[Excerpts from an interface dataset]
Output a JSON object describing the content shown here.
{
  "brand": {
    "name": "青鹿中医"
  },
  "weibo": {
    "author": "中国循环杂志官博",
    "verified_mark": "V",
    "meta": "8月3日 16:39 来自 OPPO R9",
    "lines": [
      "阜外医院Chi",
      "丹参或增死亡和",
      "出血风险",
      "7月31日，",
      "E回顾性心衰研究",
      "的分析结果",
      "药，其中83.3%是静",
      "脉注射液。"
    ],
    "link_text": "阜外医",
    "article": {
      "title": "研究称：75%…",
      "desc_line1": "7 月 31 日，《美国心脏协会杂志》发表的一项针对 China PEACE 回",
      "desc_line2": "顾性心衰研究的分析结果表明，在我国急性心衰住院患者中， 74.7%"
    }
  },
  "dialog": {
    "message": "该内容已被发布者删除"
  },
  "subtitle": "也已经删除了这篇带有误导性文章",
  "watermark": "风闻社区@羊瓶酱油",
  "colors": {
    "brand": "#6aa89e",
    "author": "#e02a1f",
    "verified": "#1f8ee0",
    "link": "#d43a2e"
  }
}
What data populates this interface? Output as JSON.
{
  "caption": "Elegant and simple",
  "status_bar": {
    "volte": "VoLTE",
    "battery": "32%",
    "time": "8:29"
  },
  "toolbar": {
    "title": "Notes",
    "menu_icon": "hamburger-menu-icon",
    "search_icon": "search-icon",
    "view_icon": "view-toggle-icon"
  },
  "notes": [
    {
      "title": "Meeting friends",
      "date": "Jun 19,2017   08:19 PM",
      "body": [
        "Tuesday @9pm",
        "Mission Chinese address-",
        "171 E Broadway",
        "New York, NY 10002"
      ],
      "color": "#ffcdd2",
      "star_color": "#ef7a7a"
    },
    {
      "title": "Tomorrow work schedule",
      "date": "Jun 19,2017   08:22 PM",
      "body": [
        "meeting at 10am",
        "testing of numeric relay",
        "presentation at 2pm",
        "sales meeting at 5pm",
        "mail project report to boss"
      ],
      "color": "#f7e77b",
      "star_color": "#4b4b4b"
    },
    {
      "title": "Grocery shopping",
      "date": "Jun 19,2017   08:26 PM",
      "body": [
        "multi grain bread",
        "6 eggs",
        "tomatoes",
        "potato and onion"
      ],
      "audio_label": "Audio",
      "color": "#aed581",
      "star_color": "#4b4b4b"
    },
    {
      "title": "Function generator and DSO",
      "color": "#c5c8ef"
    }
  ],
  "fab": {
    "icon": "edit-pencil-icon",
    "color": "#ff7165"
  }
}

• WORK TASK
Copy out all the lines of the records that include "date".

• WORKED SOLUTION
      "date": "Jun 19,2017   08:19 PM",
      "date": "Jun 19,2017   08:22 PM",
      "date": "Jun 19,2017   08:26 PM",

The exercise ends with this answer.